The HeartMate 3 left ventricular assist device has received US FDA approval as a destination therapy for people living with advanced heart failure. With the approval, physicians can now offer the HeartMate 3 system to patients not eligible for a transplant who will live with their device for the rest of their lives. For advanced heart failure patients who can no longer rely on earlier stage treatment options, a press release reports, LVAD’s take the workload off a weakened heart by pumping blood through the body.
The press release adds that in developing the HeartMate 3 system, Abbott set a new standard in LVAD therapy—reducing the system’s size while reimagining how blood passes through a heart pump. The HeartMate 3 pump uses technology known as Full MagLev (fully magnetically-levitated) Flow, which reduces trauma to the blood passing through the pump while improving flow.
Nir Uriel (University of Chicago Medicine, Chicago, USA), says: “Approximately a quarter of a million people are living with advanced heart failure, and many of these people will need a heart transplant; however, only a few thousand will receive a new heart. The destination therapy approval for Abbott’s HeartMate 3 device now gives these patients new hope that they can receive a heart pump clinically proven to mitigate challenges we’ve historically confronted with this therapy—stroke and blood clotting—while also offering survival rates on par with transplant.”
Mike Pederson, senior vice president of Abbott’s Cardiac Arrhythmias and Heart Failure business, says: “We partner with physicians to holistically develop therapies that benefit patients and achieve better outcomes. The unique design of the HeartMate 3 LVAD—with its Full MagLev Technology—takes an established innovation and improves upon it in meaningful ways to help people with advanced heart failure live fuller lives.”

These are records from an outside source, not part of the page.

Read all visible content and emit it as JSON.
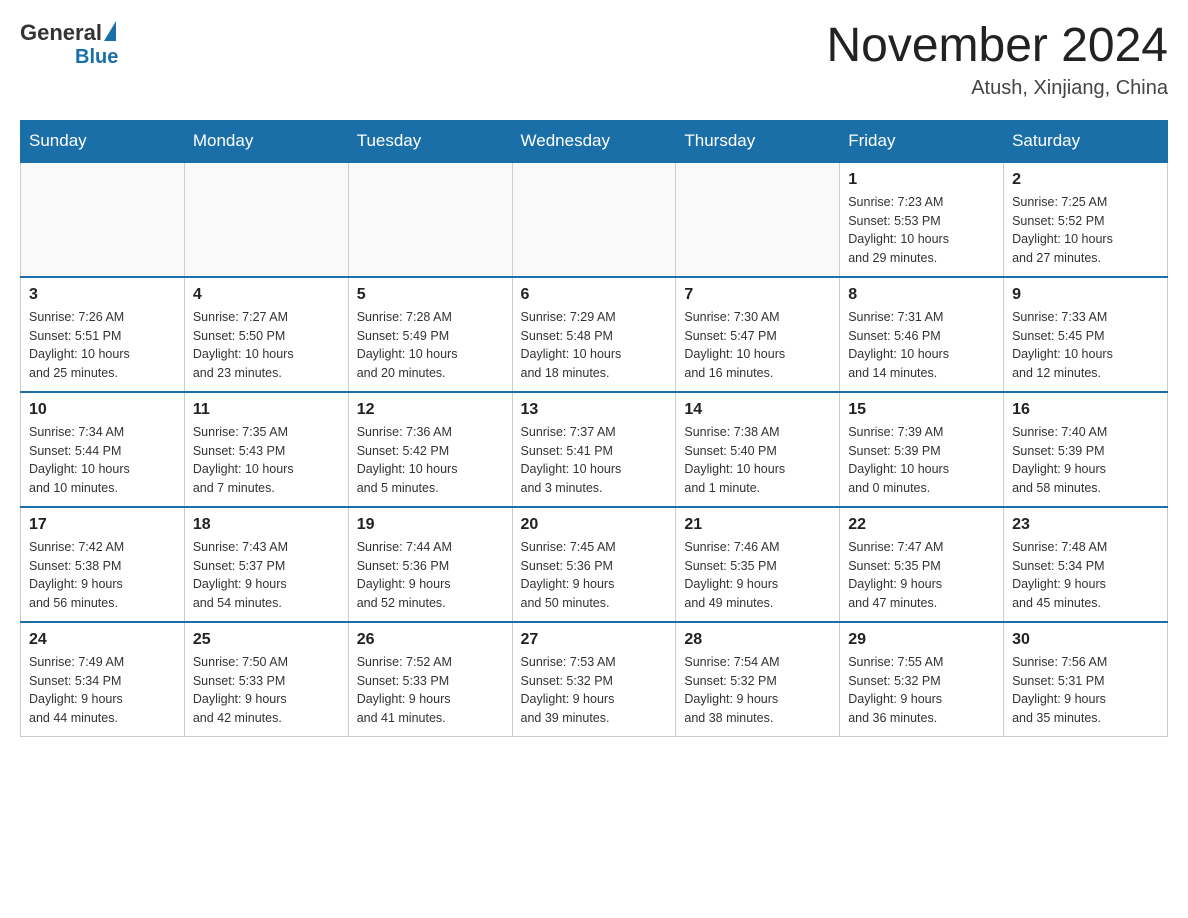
{
  "header": {
    "logo_general": "General",
    "logo_blue": "Blue",
    "month_title": "November 2024",
    "location": "Atush, Xinjiang, China"
  },
  "days_of_week": [
    "Sunday",
    "Monday",
    "Tuesday",
    "Wednesday",
    "Thursday",
    "Friday",
    "Saturday"
  ],
  "weeks": [
    [
      {
        "day": "",
        "info": ""
      },
      {
        "day": "",
        "info": ""
      },
      {
        "day": "",
        "info": ""
      },
      {
        "day": "",
        "info": ""
      },
      {
        "day": "",
        "info": ""
      },
      {
        "day": "1",
        "info": "Sunrise: 7:23 AM\nSunset: 5:53 PM\nDaylight: 10 hours\nand 29 minutes."
      },
      {
        "day": "2",
        "info": "Sunrise: 7:25 AM\nSunset: 5:52 PM\nDaylight: 10 hours\nand 27 minutes."
      }
    ],
    [
      {
        "day": "3",
        "info": "Sunrise: 7:26 AM\nSunset: 5:51 PM\nDaylight: 10 hours\nand 25 minutes."
      },
      {
        "day": "4",
        "info": "Sunrise: 7:27 AM\nSunset: 5:50 PM\nDaylight: 10 hours\nand 23 minutes."
      },
      {
        "day": "5",
        "info": "Sunrise: 7:28 AM\nSunset: 5:49 PM\nDaylight: 10 hours\nand 20 minutes."
      },
      {
        "day": "6",
        "info": "Sunrise: 7:29 AM\nSunset: 5:48 PM\nDaylight: 10 hours\nand 18 minutes."
      },
      {
        "day": "7",
        "info": "Sunrise: 7:30 AM\nSunset: 5:47 PM\nDaylight: 10 hours\nand 16 minutes."
      },
      {
        "day": "8",
        "info": "Sunrise: 7:31 AM\nSunset: 5:46 PM\nDaylight: 10 hours\nand 14 minutes."
      },
      {
        "day": "9",
        "info": "Sunrise: 7:33 AM\nSunset: 5:45 PM\nDaylight: 10 hours\nand 12 minutes."
      }
    ],
    [
      {
        "day": "10",
        "info": "Sunrise: 7:34 AM\nSunset: 5:44 PM\nDaylight: 10 hours\nand 10 minutes."
      },
      {
        "day": "11",
        "info": "Sunrise: 7:35 AM\nSunset: 5:43 PM\nDaylight: 10 hours\nand 7 minutes."
      },
      {
        "day": "12",
        "info": "Sunrise: 7:36 AM\nSunset: 5:42 PM\nDaylight: 10 hours\nand 5 minutes."
      },
      {
        "day": "13",
        "info": "Sunrise: 7:37 AM\nSunset: 5:41 PM\nDaylight: 10 hours\nand 3 minutes."
      },
      {
        "day": "14",
        "info": "Sunrise: 7:38 AM\nSunset: 5:40 PM\nDaylight: 10 hours\nand 1 minute."
      },
      {
        "day": "15",
        "info": "Sunrise: 7:39 AM\nSunset: 5:39 PM\nDaylight: 10 hours\nand 0 minutes."
      },
      {
        "day": "16",
        "info": "Sunrise: 7:40 AM\nSunset: 5:39 PM\nDaylight: 9 hours\nand 58 minutes."
      }
    ],
    [
      {
        "day": "17",
        "info": "Sunrise: 7:42 AM\nSunset: 5:38 PM\nDaylight: 9 hours\nand 56 minutes."
      },
      {
        "day": "18",
        "info": "Sunrise: 7:43 AM\nSunset: 5:37 PM\nDaylight: 9 hours\nand 54 minutes."
      },
      {
        "day": "19",
        "info": "Sunrise: 7:44 AM\nSunset: 5:36 PM\nDaylight: 9 hours\nand 52 minutes."
      },
      {
        "day": "20",
        "info": "Sunrise: 7:45 AM\nSunset: 5:36 PM\nDaylight: 9 hours\nand 50 minutes."
      },
      {
        "day": "21",
        "info": "Sunrise: 7:46 AM\nSunset: 5:35 PM\nDaylight: 9 hours\nand 49 minutes."
      },
      {
        "day": "22",
        "info": "Sunrise: 7:47 AM\nSunset: 5:35 PM\nDaylight: 9 hours\nand 47 minutes."
      },
      {
        "day": "23",
        "info": "Sunrise: 7:48 AM\nSunset: 5:34 PM\nDaylight: 9 hours\nand 45 minutes."
      }
    ],
    [
      {
        "day": "24",
        "info": "Sunrise: 7:49 AM\nSunset: 5:34 PM\nDaylight: 9 hours\nand 44 minutes."
      },
      {
        "day": "25",
        "info": "Sunrise: 7:50 AM\nSunset: 5:33 PM\nDaylight: 9 hours\nand 42 minutes."
      },
      {
        "day": "26",
        "info": "Sunrise: 7:52 AM\nSunset: 5:33 PM\nDaylight: 9 hours\nand 41 minutes."
      },
      {
        "day": "27",
        "info": "Sunrise: 7:53 AM\nSunset: 5:32 PM\nDaylight: 9 hours\nand 39 minutes."
      },
      {
        "day": "28",
        "info": "Sunrise: 7:54 AM\nSunset: 5:32 PM\nDaylight: 9 hours\nand 38 minutes."
      },
      {
        "day": "29",
        "info": "Sunrise: 7:55 AM\nSunset: 5:32 PM\nDaylight: 9 hours\nand 36 minutes."
      },
      {
        "day": "30",
        "info": "Sunrise: 7:56 AM\nSunset: 5:31 PM\nDaylight: 9 hours\nand 35 minutes."
      }
    ]
  ]
}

The HeartMate 3 system’s US approval was supported by clinical data from the MOMENTUM 3 trial. During the study, patients with the HeartMate 3 LVAD had a survival rate of 82.8% at two years. Furthermore, rates of suspected pump thrombosis (clotting of blood) remained very low at 1.1% at two years. The study also showcased the lowest-ever published stroke rate (10%) for a continuous-flow LVAD at two years.